Materials provided:
........

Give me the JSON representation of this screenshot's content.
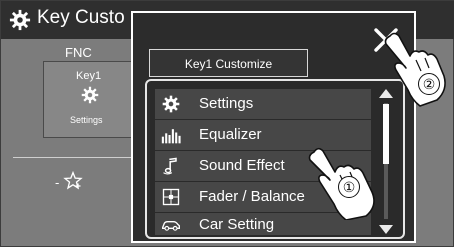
{
  "titlebar": {
    "title": "Key Custo",
    "icon": "gear-icon"
  },
  "panel": {
    "fnc_label": "FNC",
    "key_label": "Key1",
    "key_icon": "gear-icon",
    "key_setting": "Settings",
    "fav_dash": "-",
    "fav_icon": "star-add-icon"
  },
  "popup": {
    "title": "Key1 Customize",
    "close_icon": "close-icon",
    "items": [
      {
        "label": "Settings",
        "icon": "gear-icon"
      },
      {
        "label": "Equalizer",
        "icon": "equalizer-icon"
      },
      {
        "label": "Sound Effect",
        "icon": "music-note-icon"
      },
      {
        "label": "Fader / Balance",
        "icon": "fader-balance-icon"
      },
      {
        "label": "Car Setting",
        "icon": "car-icon"
      }
    ],
    "scroll_position": 0
  },
  "callouts": {
    "step1": "①",
    "step2": "②"
  },
  "colors": {
    "screen_bg": "#7c7c7c",
    "popup_bg": "#2c2c2c",
    "item_bg": "#474747",
    "text": "#ffffff"
  }
}
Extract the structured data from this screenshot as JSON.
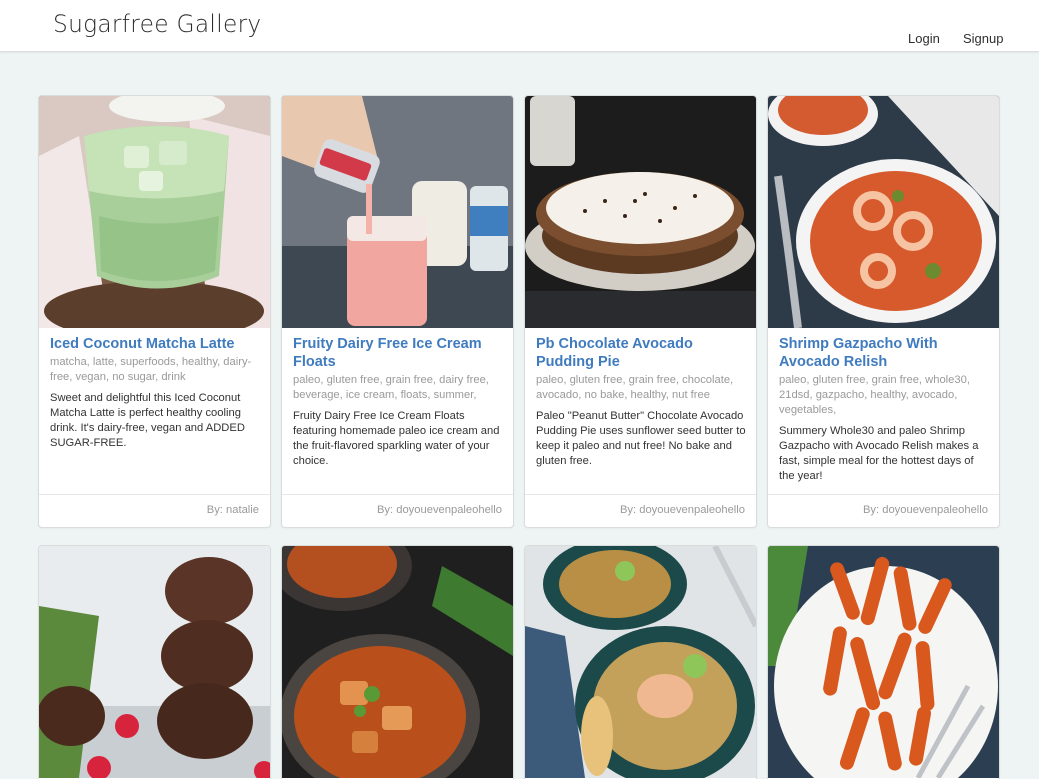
{
  "header": {
    "brand": "Sugarfree Gallery",
    "login": "Login",
    "signup": "Signup"
  },
  "cards": [
    {
      "title": "Iced Coconut Matcha Latte",
      "tags": "matcha, latte, superfoods, healthy, dairy-free, vegan, no sugar, drink",
      "description": "Sweet and delightful this Iced Coconut Matcha Latte is perfect healthy cooling drink. It's dairy-free, vegan and ADDED SUGAR-FREE.",
      "author": "By: natalie"
    },
    {
      "title": "Fruity Dairy Free Ice Cream Floats",
      "tags": "paleo, gluten free, grain free, dairy free, beverage, ice cream, floats, summer,",
      "description": "Fruity Dairy Free Ice Cream Floats featuring homemade paleo ice cream and the fruit-flavored sparkling water of your choice.",
      "author": "By: doyouevenpaleohello"
    },
    {
      "title": "Pb Chocolate Avocado Pudding Pie",
      "tags": "paleo, gluten free, grain free, chocolate, avocado, no bake, healthy, nut free",
      "description": "Paleo \"Peanut Butter\" Chocolate Avocado Pudding Pie uses sunflower seed butter to keep it paleo and nut free! No bake and gluten free.",
      "author": "By: doyouevenpaleohello"
    },
    {
      "title": "Shrimp Gazpacho With Avocado Relish",
      "tags": "paleo, gluten free, grain free, whole30, 21dsd, gazpacho, healthy, avocado, vegetables,",
      "description": "Summery Whole30 and paleo Shrimp Gazpacho with Avocado Relish makes a fast, simple meal for the hottest days of the year!",
      "author": "By: doyouevenpaleohello"
    }
  ],
  "colors": {
    "background": "#eef4f3",
    "title_link": "#3f7bbf",
    "muted_text": "#9a9a9a"
  }
}
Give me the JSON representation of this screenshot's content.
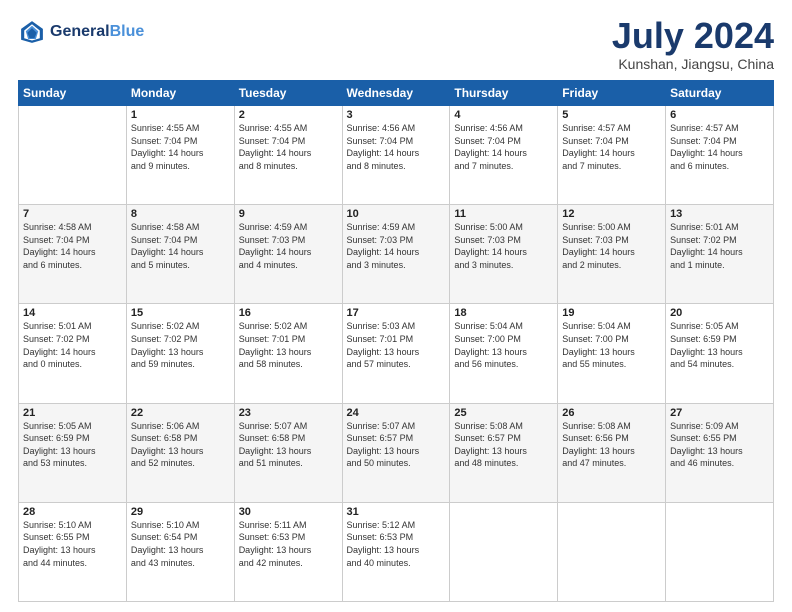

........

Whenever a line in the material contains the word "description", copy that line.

Result of the exercise:
      "description": "Sweet and delightful this Iced Coconut Matcha Latte is perfect healthy cooling drink. It's dairy-free, vegan and ADDED SUGAR-FREE.",
      "description": "Fruity Dairy Free Ice Cream Floats featuring homemade paleo ice cream and the fruit-flavored sparkling water of your choice.",
      "description": "Paleo \"Peanut Butter\" Chocolate Avocado Pudding Pie uses sunflower seed butter to keep it paleo and nut free! No bake and gluten free.",
      "description": "Summery Whole30 and paleo Shrimp Gazpacho with Avocado Relish makes a fast, simple meal for the hottest days of the year!",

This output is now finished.